╭─ INFORMATION

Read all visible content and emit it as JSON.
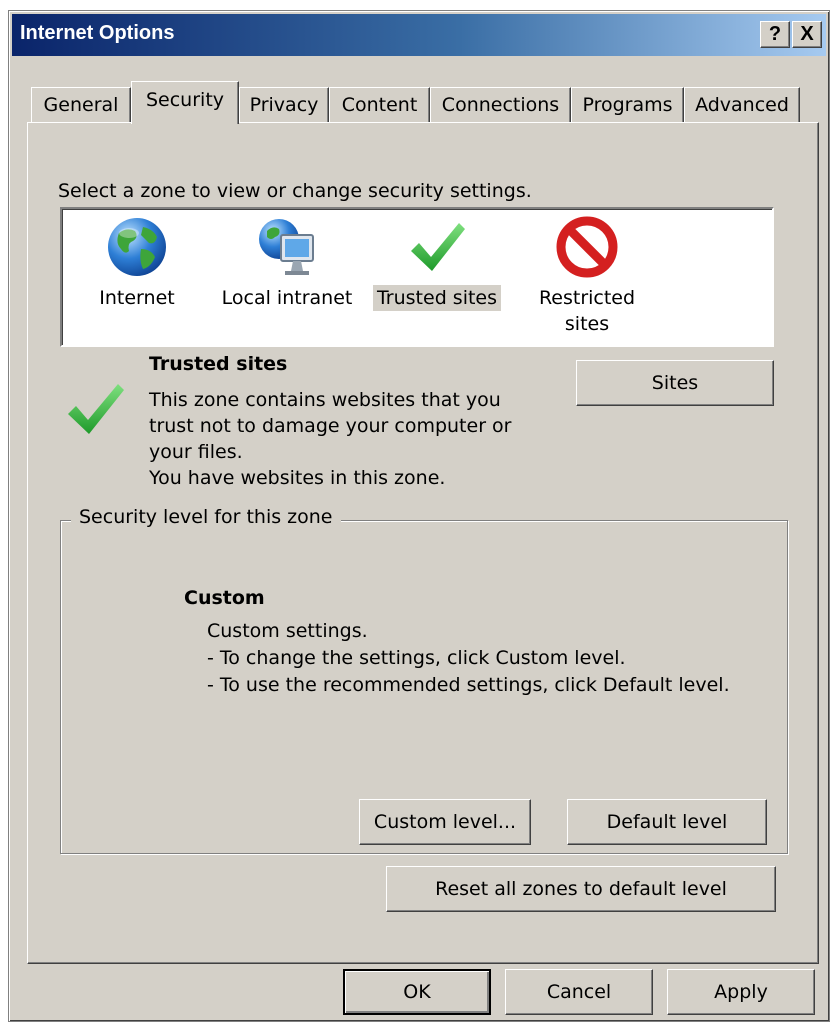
{
  "window": {
    "title": "Internet Options",
    "help_glyph": "?",
    "close_glyph": "X"
  },
  "tabs": [
    {
      "label": "General"
    },
    {
      "label": "Security",
      "active": true
    },
    {
      "label": "Privacy"
    },
    {
      "label": "Content"
    },
    {
      "label": "Connections"
    },
    {
      "label": "Programs"
    },
    {
      "label": "Advanced"
    }
  ],
  "security": {
    "zone_prompt": "Select a zone to view or change security settings.",
    "zones": [
      {
        "label": "Internet",
        "icon": "globe-icon"
      },
      {
        "label": "Local intranet",
        "icon": "intranet-monitor-globe-icon"
      },
      {
        "label": "Trusted sites",
        "icon": "checkmark-icon",
        "selected": true
      },
      {
        "label": "Restricted\nsites",
        "icon": "restricted-circle-icon"
      }
    ],
    "selected_zone": {
      "title": "Trusted sites",
      "description_lines": [
        "This zone contains websites that you",
        "trust not to damage your computer or",
        "your files.",
        "You have websites in this zone."
      ]
    },
    "sites_button": "Sites",
    "level_group": {
      "legend": "Security level for this zone",
      "level_name": "Custom",
      "description_lines": [
        "Custom settings.",
        "- To change the settings, click Custom level.",
        "- To use the recommended settings, click Default level."
      ],
      "custom_level_button": "Custom level...",
      "default_level_button": "Default level"
    },
    "reset_button": "Reset all zones to default level"
  },
  "footer": {
    "ok": "OK",
    "cancel": "Cancel",
    "apply": "Apply"
  },
  "colors": {
    "face": "#d4d0c8",
    "title_start": "#0a246a",
    "title_end": "#a6caf0",
    "check_green": "#2fb03a",
    "restricted_red": "#d42020"
  }
}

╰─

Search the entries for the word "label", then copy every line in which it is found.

      "label": "General"
      "label": "Security",
      "label": "Privacy"
      "label": "Content"
      "label": "Connections"
      "label": "Programs"
      "label": "Advanced"
        "label": "Internet",
        "label": "Local intranet",
        "label": "Trusted sites",
        "label": "Restricted\nsites",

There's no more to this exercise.